Lepidium crassum is known from a small number of wild populations on the Otago coast. As most populations comprise few plants or occur on unstable coastal headlands and rocky outcrops, this species is vulnerable to stochastic events. We estimate there are between 250 and 1000 plants and the largest population comprises fewer than 300 plants.

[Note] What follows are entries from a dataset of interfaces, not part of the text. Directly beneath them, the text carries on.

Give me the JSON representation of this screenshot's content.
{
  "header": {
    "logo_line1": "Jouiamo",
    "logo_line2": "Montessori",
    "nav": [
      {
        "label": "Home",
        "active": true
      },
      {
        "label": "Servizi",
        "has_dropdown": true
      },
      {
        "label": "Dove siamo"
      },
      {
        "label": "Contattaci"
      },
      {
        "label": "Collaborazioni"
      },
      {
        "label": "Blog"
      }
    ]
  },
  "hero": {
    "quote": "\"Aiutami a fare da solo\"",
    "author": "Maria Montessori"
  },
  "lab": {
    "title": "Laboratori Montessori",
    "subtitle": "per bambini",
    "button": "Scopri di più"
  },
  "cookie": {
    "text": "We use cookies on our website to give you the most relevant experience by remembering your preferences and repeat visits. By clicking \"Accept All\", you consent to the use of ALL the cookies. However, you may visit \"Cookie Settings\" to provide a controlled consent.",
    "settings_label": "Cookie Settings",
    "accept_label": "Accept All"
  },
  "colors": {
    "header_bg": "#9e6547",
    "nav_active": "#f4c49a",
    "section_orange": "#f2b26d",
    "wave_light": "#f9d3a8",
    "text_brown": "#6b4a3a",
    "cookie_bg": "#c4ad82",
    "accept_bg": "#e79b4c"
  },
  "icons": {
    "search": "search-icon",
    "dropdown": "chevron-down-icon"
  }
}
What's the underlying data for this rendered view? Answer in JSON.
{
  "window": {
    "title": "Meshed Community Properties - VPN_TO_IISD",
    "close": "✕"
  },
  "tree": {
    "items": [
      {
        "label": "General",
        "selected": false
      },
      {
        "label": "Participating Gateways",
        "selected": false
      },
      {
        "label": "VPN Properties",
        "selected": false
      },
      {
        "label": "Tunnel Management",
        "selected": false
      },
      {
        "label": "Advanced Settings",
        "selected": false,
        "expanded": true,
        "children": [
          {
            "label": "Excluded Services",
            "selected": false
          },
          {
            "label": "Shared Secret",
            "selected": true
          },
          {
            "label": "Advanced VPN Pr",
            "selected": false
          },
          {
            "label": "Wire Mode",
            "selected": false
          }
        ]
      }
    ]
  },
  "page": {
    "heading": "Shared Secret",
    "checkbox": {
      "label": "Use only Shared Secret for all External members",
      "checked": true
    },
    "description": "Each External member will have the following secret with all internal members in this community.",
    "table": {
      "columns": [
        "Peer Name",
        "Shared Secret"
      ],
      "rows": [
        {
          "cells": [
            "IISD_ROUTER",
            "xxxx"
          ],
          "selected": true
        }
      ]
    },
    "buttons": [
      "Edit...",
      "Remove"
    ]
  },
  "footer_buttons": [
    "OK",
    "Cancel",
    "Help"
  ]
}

Using the New Zealand Threat Classification System (Townsend et al. 2008), Lepidium crassum qualifies as ‘Threatened/Nationally Endangered’ (criterion B(1/1). We recommend appending the qualifiers ‘CD’ (Conservation Dependent – because there have been several populations established by the Department of Conservation and these are being actively managed), ‘DP’ (Data Poor – to reflect uncertainty over plant numbers), ‘EF’ (Extreme Fluctuations – because the largest known monitored population, that on Wharekakahu Island, appears to naturally undergo huge and apparently natural population fluctuations (J. W. Barkla pers. comm.)), and ‘RR’ (Range Restricted – because it is naturally confined to a geographically small part of the New Zealand Botanical Region).
- Lange, P; Heenan, P; Houliston, G; Rolfe, J; Mitchell, A; 2013: New Lepidium (Brassicaceae) from New Zealand PhytoKeys, 24: 1-147. doi
- Townsend A, de Lange P, Norton D, Molloy J, Miskelly C, Duffy C (2008) The New Zealand Threat Classification System manual. Department of Conservation: Wellington. http://www.doc.govt.nz/publications/conservation/nz-threat-classification-system/nz-threat-classification-system-manual-2008/